EXERCISE DESCRIPTION - From the line with "Parse this screenshot: output" through the final line below, restate each line word for word and return nothing else.

RECORD EXTRACTS -
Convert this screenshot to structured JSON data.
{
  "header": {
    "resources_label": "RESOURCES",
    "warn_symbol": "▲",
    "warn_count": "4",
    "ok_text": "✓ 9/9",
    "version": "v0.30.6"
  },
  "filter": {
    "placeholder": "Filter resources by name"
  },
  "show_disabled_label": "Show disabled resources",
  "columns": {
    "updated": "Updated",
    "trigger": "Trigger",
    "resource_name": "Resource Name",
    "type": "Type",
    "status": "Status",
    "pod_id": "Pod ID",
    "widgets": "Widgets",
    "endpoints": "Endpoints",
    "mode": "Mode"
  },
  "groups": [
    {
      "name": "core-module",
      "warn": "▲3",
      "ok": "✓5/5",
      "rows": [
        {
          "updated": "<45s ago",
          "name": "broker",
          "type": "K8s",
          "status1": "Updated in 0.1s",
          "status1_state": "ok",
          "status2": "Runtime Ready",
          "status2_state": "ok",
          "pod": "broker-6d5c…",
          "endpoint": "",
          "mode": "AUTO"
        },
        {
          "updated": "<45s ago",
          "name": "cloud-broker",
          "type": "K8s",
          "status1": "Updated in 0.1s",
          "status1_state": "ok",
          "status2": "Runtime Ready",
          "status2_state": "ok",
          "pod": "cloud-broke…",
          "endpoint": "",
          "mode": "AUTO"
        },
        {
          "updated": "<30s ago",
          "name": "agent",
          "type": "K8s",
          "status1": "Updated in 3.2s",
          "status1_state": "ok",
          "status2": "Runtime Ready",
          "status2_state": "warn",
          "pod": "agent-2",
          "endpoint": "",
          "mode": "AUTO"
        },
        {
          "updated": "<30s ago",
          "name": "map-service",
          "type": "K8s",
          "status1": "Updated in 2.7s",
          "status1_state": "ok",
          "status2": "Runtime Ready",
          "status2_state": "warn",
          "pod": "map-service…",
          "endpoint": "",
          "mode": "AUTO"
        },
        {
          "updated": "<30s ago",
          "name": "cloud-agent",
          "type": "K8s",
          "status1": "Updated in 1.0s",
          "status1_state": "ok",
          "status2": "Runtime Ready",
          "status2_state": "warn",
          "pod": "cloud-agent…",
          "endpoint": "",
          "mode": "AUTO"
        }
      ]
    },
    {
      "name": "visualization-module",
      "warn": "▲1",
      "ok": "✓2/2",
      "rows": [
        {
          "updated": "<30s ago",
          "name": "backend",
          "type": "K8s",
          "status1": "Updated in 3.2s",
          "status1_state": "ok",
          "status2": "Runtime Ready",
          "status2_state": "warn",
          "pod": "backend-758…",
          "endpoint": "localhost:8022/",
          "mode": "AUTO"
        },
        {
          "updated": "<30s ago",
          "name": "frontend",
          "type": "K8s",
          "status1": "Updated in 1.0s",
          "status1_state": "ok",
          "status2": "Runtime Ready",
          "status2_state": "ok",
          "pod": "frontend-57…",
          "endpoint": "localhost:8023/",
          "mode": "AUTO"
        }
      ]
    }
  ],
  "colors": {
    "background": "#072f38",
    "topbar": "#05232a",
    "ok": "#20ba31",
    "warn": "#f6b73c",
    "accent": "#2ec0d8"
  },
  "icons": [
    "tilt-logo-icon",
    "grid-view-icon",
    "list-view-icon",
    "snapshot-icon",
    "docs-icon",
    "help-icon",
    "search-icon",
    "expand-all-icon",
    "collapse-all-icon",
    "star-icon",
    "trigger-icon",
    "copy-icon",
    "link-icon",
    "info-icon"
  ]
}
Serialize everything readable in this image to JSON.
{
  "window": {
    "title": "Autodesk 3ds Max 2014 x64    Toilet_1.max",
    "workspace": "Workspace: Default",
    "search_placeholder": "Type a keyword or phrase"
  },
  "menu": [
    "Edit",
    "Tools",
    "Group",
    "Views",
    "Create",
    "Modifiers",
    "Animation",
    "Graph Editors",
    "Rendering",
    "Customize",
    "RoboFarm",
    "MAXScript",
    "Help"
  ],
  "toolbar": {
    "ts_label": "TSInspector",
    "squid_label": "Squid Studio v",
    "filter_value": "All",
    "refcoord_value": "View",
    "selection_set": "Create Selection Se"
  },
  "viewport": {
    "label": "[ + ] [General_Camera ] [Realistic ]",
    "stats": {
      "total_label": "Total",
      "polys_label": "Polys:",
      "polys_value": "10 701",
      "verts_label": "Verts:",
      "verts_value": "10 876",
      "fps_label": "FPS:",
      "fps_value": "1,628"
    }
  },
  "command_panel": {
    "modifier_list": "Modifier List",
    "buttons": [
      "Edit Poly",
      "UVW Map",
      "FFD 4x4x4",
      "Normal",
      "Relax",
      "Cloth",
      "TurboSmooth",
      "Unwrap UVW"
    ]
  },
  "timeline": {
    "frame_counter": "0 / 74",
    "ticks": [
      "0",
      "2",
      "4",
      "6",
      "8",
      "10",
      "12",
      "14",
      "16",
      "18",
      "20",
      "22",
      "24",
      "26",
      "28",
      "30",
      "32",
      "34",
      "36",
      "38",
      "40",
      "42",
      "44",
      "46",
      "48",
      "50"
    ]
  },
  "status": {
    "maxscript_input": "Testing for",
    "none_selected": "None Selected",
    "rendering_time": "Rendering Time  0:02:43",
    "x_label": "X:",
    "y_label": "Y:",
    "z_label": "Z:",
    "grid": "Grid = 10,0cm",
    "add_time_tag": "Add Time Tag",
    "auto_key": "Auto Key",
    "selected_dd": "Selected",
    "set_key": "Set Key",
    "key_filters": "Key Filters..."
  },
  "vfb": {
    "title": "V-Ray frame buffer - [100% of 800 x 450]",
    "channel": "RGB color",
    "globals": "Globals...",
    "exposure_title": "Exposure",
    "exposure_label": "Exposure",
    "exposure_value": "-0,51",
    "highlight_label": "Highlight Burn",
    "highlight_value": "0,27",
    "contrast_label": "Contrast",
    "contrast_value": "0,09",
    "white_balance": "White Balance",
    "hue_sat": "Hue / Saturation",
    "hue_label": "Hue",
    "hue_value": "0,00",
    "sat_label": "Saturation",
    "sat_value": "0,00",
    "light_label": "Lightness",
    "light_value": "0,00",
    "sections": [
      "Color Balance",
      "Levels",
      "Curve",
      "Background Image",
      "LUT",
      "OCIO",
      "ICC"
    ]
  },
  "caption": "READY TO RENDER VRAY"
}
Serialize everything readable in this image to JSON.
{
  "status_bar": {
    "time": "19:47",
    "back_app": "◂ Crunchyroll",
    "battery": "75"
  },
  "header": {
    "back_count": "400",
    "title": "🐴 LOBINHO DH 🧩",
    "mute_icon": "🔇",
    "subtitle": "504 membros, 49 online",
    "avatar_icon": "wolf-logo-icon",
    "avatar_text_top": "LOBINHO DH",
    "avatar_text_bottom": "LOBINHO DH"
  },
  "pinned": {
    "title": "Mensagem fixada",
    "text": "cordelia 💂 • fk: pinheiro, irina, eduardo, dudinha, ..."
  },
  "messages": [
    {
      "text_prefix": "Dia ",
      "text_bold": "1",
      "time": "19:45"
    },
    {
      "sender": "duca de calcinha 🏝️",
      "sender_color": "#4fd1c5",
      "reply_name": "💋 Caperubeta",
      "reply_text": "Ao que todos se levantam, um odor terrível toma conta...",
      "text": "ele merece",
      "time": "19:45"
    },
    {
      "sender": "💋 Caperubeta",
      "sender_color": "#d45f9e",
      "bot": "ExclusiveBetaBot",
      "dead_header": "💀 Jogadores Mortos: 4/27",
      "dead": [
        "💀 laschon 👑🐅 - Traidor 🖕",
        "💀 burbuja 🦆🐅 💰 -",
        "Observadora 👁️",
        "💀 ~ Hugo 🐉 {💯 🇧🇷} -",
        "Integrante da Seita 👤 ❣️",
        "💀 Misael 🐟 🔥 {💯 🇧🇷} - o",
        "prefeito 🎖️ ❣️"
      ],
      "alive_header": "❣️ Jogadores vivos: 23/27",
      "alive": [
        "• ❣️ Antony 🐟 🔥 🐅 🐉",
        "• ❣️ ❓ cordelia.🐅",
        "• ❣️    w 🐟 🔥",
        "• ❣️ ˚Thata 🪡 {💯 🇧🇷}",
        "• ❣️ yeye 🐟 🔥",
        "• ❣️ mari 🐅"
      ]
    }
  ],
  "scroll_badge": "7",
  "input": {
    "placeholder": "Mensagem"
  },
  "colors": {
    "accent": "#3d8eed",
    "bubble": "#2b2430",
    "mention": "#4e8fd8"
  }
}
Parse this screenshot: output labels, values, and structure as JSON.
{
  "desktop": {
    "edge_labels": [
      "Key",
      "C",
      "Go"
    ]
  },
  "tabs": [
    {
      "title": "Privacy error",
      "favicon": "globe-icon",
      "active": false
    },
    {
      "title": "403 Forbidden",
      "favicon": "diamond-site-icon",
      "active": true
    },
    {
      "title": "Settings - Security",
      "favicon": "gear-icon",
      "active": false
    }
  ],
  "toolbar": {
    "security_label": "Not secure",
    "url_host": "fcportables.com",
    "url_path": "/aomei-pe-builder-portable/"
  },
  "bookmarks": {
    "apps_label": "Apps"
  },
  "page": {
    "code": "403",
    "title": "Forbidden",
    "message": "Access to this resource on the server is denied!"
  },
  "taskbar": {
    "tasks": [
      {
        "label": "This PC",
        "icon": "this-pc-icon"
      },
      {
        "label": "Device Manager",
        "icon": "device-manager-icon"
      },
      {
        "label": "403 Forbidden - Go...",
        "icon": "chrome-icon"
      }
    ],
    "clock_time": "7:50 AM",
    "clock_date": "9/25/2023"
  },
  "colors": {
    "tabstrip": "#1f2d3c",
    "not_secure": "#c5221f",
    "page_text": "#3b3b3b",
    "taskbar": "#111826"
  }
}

RESPONSE AREA -
Parse this screenshot: output labels, values, and structure as JSON.
{
  "desktop": {
    "edge_labels": [
      "Key",
      "C",
      "Go"
    ]
  },
  "tabs": [
    {
      "title": "Privacy error",
      "favicon": "globe-icon",
      "active": false
    },
    {
      "title": "403 Forbidden",
      "favicon": "diamond-site-icon",
      "active": true
    },
    {
      "title": "Settings - Security",
      "favicon": "gear-icon",
      "active": false
    }
  ],
  "toolbar": {
    "security_label": "Not secure",
    "url_host": "fcportables.com",
    "url_path": "/aomei-pe-builder-portable/"
  },
  "bookmarks": {
    "apps_label": "Apps"
  },
  "page": {
    "code": "403",
    "title": "Forbidden",
    "message": "Access to this resource on the server is denied!"
  },
  "taskbar": {
    "tasks": [
      {
        "label": "This PC",
        "icon": "this-pc-icon"
      },
      {
        "label": "Device Manager",
        "icon": "device-manager-icon"
      },
      {
        "label": "403 Forbidden - Go...",
        "icon": "chrome-icon"
      }
    ],
    "clock_time": "7:50 AM",
    "clock_date": "9/25/2023"
  },
  "colors": {
    "tabstrip": "#1f2d3c",
    "not_secure": "#c5221f",
    "page_text": "#3b3b3b",
    "taskbar": "#111826"
  }
}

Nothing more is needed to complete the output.